Ask.fm, the website used regularly by 14-year-old Hannah Smith before she ended her life, has announced a series of changes it will make to ensure it protects users from online bullying.
In the aftermath of the teenagers death it was discovered that Hannah had endured months of online abuse from other users of the question-and-answer site.
Ask.fm co-founders Ilja and Mark Terebin said an audit ordered in the wake of Hannah's death into the site and its safety features has now been completed. Changes set to be made will include a more prominent “report button” on the site, and more staff hired to work as moderators.
It said it would review all reports within 24 hours of them being made and will limit the number of features unregistered users are able to access. New users will have to provide an email address upon sign-up.
It will also create a separate website for parents, and will introduce incentives to encourage people to register with the site.
The website came under a flurry of controversy after it was discovered that Hannah was tormented by users over her weight and the death of a family member on the site before being found hanged in her bedroom.
Specsavers, Vodafone, Laura Ashley, EDF Energy and charity Save the Children all pulled adverts from Ask.fm, which pledged to work with Leicestershire Police concerning the death and instructed law firm Mishcon de Reya to carry out the audit of its site and safety features.
In a statement today, the site's founders said: “At Ask.fm we want our users to be able to have fun, share information, make friends and express themselves freely.
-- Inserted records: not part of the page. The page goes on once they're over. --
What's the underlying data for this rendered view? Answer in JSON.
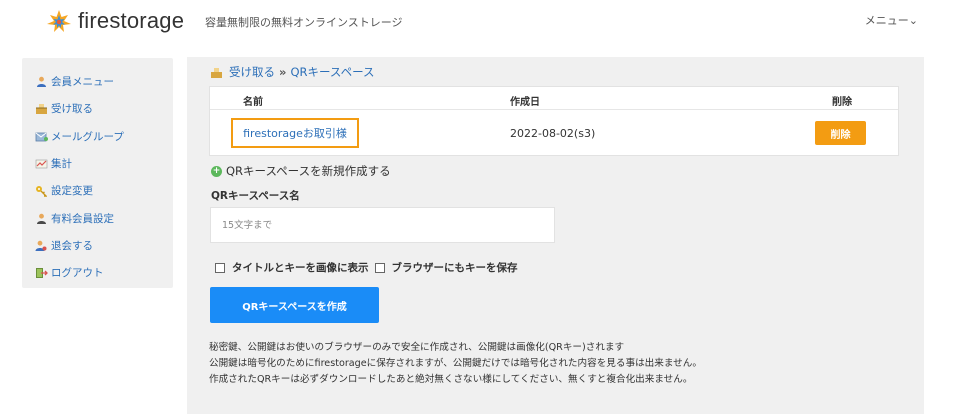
{
  "header": {
    "logo_text": "firestorage",
    "tagline": "容量無制限の無料オンラインストレージ",
    "menu_label": "メニュー",
    "menu_caret": "⌄"
  },
  "sidebar": {
    "items": [
      {
        "label": "会員メニュー",
        "icon": "user-icon"
      },
      {
        "label": "受け取る",
        "icon": "receive-icon"
      },
      {
        "label": "メールグループ",
        "icon": "mail-group-icon"
      },
      {
        "label": "集計",
        "icon": "chart-icon"
      },
      {
        "label": "設定変更",
        "icon": "key-settings-icon"
      },
      {
        "label": "有料会員設定",
        "icon": "user-icon"
      },
      {
        "label": "退会する",
        "icon": "user-remove-icon"
      },
      {
        "label": "ログアウト",
        "icon": "logout-icon"
      }
    ]
  },
  "breadcrumb": {
    "parent": "受け取る",
    "separator": "»",
    "current": "QRキースペース"
  },
  "table": {
    "headers": {
      "name": "名前",
      "created": "作成日",
      "delete": "削除"
    },
    "rows": [
      {
        "name": "firestorageお取引様",
        "created": "2022-08-02(s3)",
        "delete_label": "削除"
      }
    ]
  },
  "form": {
    "new_link": "QRキースペースを新規作成する",
    "plus_symbol": "+",
    "name_label": "QRキースペース名",
    "name_placeholder": "15文字まで",
    "checkbox_title": "タイトルとキーを画像に表示",
    "checkbox_browser": "ブラウザーにもキーを保存",
    "create_button": "QRキースペースを作成"
  },
  "notes": [
    "秘密鍵、公開鍵はお使いのブラウザーのみで安全に作成され、公開鍵は画像化(QRキー)されます",
    "公開鍵は暗号化のためにfirestorageに保存されますが、公開鍵だけでは暗号化された内容を見る事は出来ません。",
    "作成されたQRキーは必ずダウンロードしたあと絶対無くさない様にしてください、無くすと複合化出来ません。"
  ],
  "colors": {
    "accent_orange": "#f39c12",
    "primary_blue": "#1a8cf7",
    "link_blue": "#2c6fb8",
    "panel_gray": "#f0f0f0"
  }
}
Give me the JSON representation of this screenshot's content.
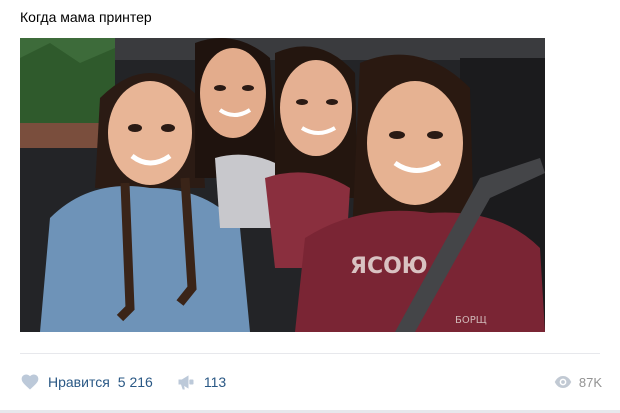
{
  "post": {
    "text": "Когда мама принтер",
    "photo_alt": "Четыре девушки в машине делают селфи",
    "photo_text": {
      "shirt": "ЯСОЮ",
      "watermark": "БОРЩ"
    }
  },
  "actions": {
    "like_label": "Нравится",
    "like_count": "5 216",
    "repost_count": "113",
    "views_count": "87K"
  },
  "colors": {
    "link": "#2a5885",
    "icon": "#bcc9d9",
    "muted": "#939393",
    "divider": "#e7e8ec"
  },
  "icons": [
    "heart-icon",
    "megaphone-icon",
    "eye-icon"
  ]
}
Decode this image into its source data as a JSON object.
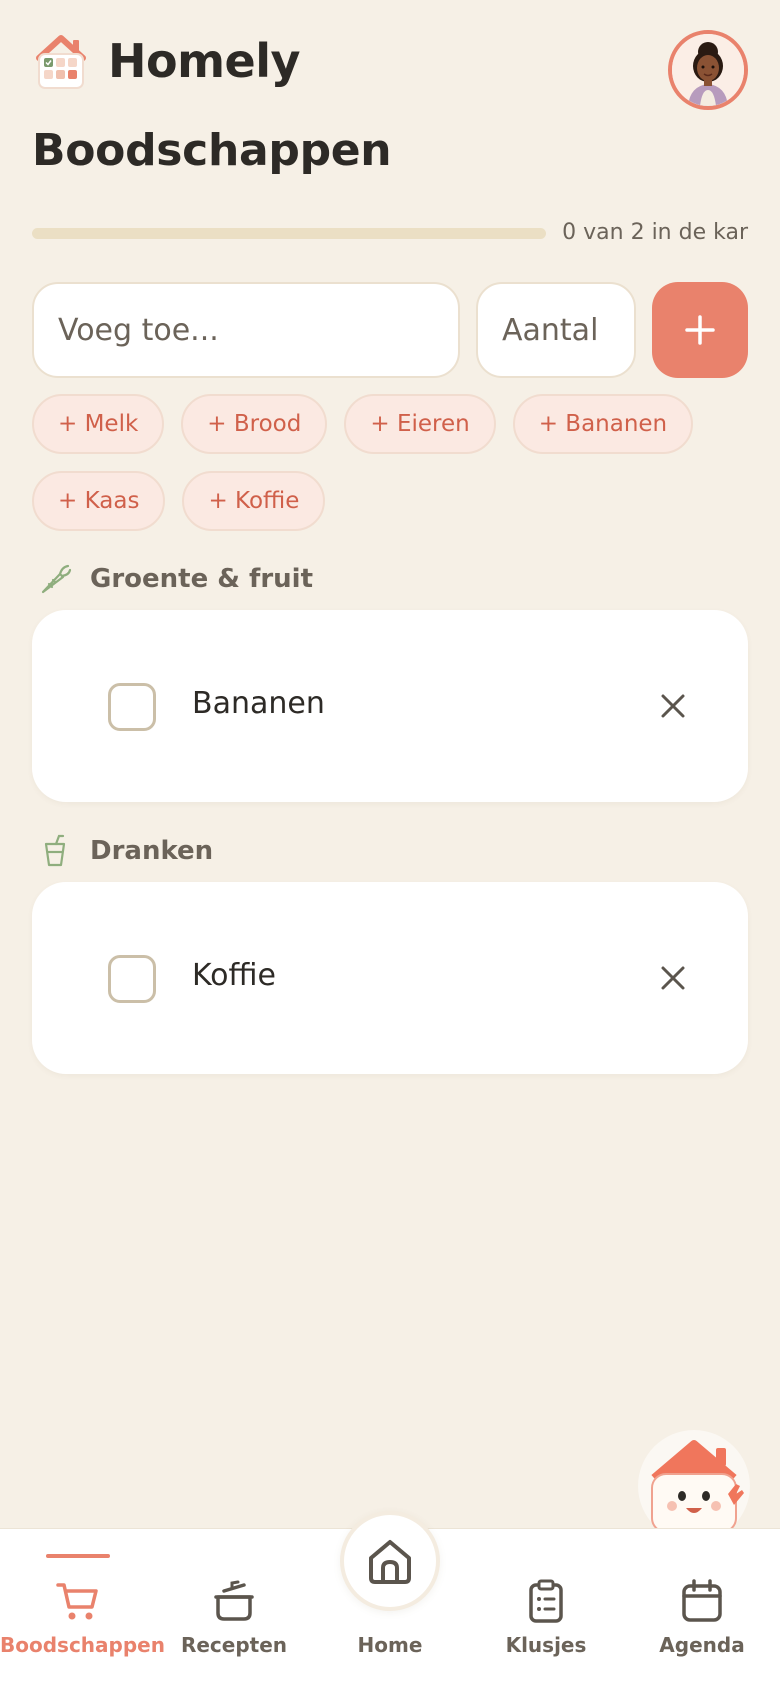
{
  "app": {
    "name": "Homely"
  },
  "page": {
    "title": "Boodschappen"
  },
  "progress": {
    "checked": 0,
    "total": 2,
    "fraction": 0.0,
    "text": "0 van 2 in de kar"
  },
  "add_form": {
    "item_placeholder": "Voeg toe...",
    "qty_placeholder": "Aantal",
    "add_icon": "plus-icon"
  },
  "quick_add": [
    "+ Melk",
    "+ Brood",
    "+ Eieren",
    "+ Bananen",
    "+ Kaas",
    "+ Koffie"
  ],
  "categories": [
    {
      "label": "Groente & fruit",
      "icon": "carrot-icon",
      "items": [
        {
          "name": "Bananen",
          "checked": false
        }
      ]
    },
    {
      "label": "Dranken",
      "icon": "cup-icon",
      "items": [
        {
          "name": "Koffie",
          "checked": false
        }
      ]
    }
  ],
  "nav": {
    "items": [
      {
        "label": "Boodschappen",
        "icon": "cart-icon",
        "active": true
      },
      {
        "label": "Recepten",
        "icon": "pot-icon",
        "active": false
      },
      {
        "label": "Home",
        "icon": "home-icon",
        "active": false
      },
      {
        "label": "Klusjes",
        "icon": "clipboard-icon",
        "active": false
      },
      {
        "label": "Agenda",
        "icon": "calendar-icon",
        "active": false
      }
    ]
  },
  "colors": {
    "background": "#f6f0e6",
    "accent": "#e9826c",
    "chip_text": "#d0604a",
    "progress_track": "#ebdfc4",
    "muted_text": "#6b6359",
    "category_icon": "#8fae7e"
  }
}
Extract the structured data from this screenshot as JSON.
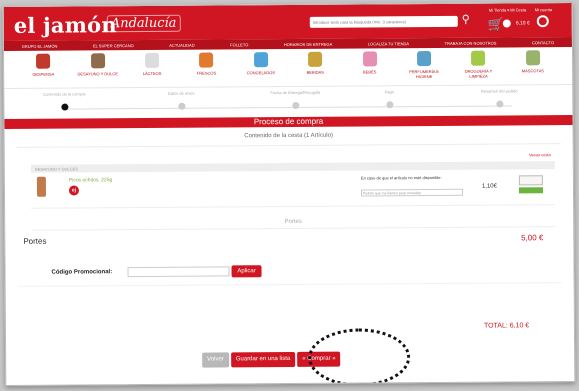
{
  "header": {
    "logo": "el jamón",
    "logo_sub": "Andalucía",
    "search_placeholder": "Introduce texto para la búsqueda (mín. 3 caracteres)",
    "toplinks": "Mi Tienda ▾  Mi Cesta",
    "cart_total": "6,10 €",
    "account_label": "Mi cuenta"
  },
  "topnav": [
    "GRUPO EL JAMÓN",
    "EL SUPER CERCANO",
    "ACTUALIDAD",
    "FOLLETO",
    "HORARIOS DE ENTREGA",
    "LOCALIZA TU TIENDA",
    "TRABAJA CON NOSOTROS",
    "CONTACTO"
  ],
  "categories": [
    {
      "label": "DESPENSA",
      "color": "#c0392b"
    },
    {
      "label": "DESAYUNO Y DULCE",
      "color": "#8e6b4a"
    },
    {
      "label": "LÁCTEOS",
      "color": "#dcdcdc"
    },
    {
      "label": "FRESCOS",
      "color": "#e07a2e"
    },
    {
      "label": "CONGELADOS",
      "color": "#4fa3d8"
    },
    {
      "label": "BEBIDAS",
      "color": "#c9a23a"
    },
    {
      "label": "BEBÉS",
      "color": "#e58fb5"
    },
    {
      "label": "PERFUMERÍA E HIGIENE",
      "color": "#5aa0c8"
    },
    {
      "label": "DROGUERÍA Y LIMPIEZA",
      "color": "#a3c94a"
    },
    {
      "label": "MASCOTAS",
      "color": "#9ab36a"
    }
  ],
  "steps": [
    "Contenido de la compra",
    "Datos de envío",
    "Fecha de Entrega/Recogida",
    "Pago",
    "Resumen del pedido"
  ],
  "bar_title": "Proceso de compra",
  "subtitle": "Contenido de la cesta (1 Artículo)",
  "clear_link": "Vaciar cesta",
  "section_title": "DESAYUNO Y DULCES",
  "product": {
    "name": "Picos ochitos, 225g",
    "badge": "ej",
    "note": "En caso de que el artículo no esté disponible:",
    "note_placeholder": "Pedirle que me llamen para consultar",
    "price": "1,10€"
  },
  "portes_header": "Portes",
  "portes_label": "Portes",
  "portes_value": "5,00 €",
  "promo": {
    "label": "Código Promocional:",
    "button": "Aplicar"
  },
  "total": "TOTAL:  6,10 €",
  "actions": {
    "back": "Volver",
    "save": "Guardar en una lista",
    "buy": "« Comprar »"
  },
  "colors": {
    "brand_red": "#d01622",
    "nav_red": "#b3121c",
    "accent_green": "#6db33f"
  }
}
We also want them - particularly our younger users - to be able to do this in a safe environment.
“In the light of recent events highlighting the impact online bullying and harassment can have on young people, we engaged professional advisers to conduct a full and independent audit of our site and its safety features.
“This audit has now been completed. Based on the findings and the recommendations that were made, we can today announce our commitment to making changes to Ask.fm's existing policies in three core areas: reporting and moderation, registration, and corporate visibility.”
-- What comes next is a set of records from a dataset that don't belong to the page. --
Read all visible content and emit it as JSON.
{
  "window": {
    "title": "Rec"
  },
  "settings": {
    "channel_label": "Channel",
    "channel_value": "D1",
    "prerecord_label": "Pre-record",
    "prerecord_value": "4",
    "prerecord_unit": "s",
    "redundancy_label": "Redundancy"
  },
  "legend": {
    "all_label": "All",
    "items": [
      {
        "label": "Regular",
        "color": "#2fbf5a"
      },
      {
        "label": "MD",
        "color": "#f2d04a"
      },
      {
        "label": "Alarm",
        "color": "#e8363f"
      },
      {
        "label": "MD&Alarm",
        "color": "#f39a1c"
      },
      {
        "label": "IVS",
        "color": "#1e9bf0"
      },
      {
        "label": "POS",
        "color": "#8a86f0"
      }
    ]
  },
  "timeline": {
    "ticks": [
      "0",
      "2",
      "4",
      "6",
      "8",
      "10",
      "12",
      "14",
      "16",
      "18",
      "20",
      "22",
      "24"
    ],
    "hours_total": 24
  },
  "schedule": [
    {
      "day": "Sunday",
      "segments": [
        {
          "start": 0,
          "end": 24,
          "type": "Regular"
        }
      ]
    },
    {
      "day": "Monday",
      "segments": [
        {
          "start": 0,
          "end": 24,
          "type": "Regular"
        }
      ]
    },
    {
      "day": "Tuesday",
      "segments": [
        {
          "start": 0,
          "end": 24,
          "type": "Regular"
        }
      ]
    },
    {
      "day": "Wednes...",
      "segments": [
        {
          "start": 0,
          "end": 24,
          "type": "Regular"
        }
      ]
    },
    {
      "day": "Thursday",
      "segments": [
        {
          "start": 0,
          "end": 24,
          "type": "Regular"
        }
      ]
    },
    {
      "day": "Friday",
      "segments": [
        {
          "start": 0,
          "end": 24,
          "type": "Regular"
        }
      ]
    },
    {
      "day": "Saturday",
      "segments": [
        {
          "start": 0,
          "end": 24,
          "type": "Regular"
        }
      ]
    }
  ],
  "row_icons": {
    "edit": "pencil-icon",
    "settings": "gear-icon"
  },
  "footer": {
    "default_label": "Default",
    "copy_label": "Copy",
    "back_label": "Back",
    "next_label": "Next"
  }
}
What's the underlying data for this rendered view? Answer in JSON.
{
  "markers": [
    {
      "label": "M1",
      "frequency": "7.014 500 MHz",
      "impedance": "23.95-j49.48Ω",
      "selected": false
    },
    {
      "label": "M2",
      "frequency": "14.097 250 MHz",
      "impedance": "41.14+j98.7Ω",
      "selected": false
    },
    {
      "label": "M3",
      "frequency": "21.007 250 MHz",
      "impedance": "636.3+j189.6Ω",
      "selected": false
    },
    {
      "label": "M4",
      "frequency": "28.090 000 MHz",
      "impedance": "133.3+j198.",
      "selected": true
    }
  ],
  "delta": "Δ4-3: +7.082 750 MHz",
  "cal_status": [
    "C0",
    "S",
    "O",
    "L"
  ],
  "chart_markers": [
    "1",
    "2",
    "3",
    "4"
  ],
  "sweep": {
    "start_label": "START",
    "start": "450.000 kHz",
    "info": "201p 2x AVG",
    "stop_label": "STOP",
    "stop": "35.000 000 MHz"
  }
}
Hannah's father, David Smith, has called for an immediate change in the law to protect vulnerable youngsters. He revealed today that he had forbidden Hannah from using the site, but she had carried on using it secretly despite his ban.
Mr Smith told ITV's Daybreak programme: "I had already told Hannah to stay off Ask.fm because the school actually sent a text out saying 'Keep your kids off Ask.fm'. I told her to stay off it, but with Ask.fm it's very difficult to find it on the computer anyway."Reuse content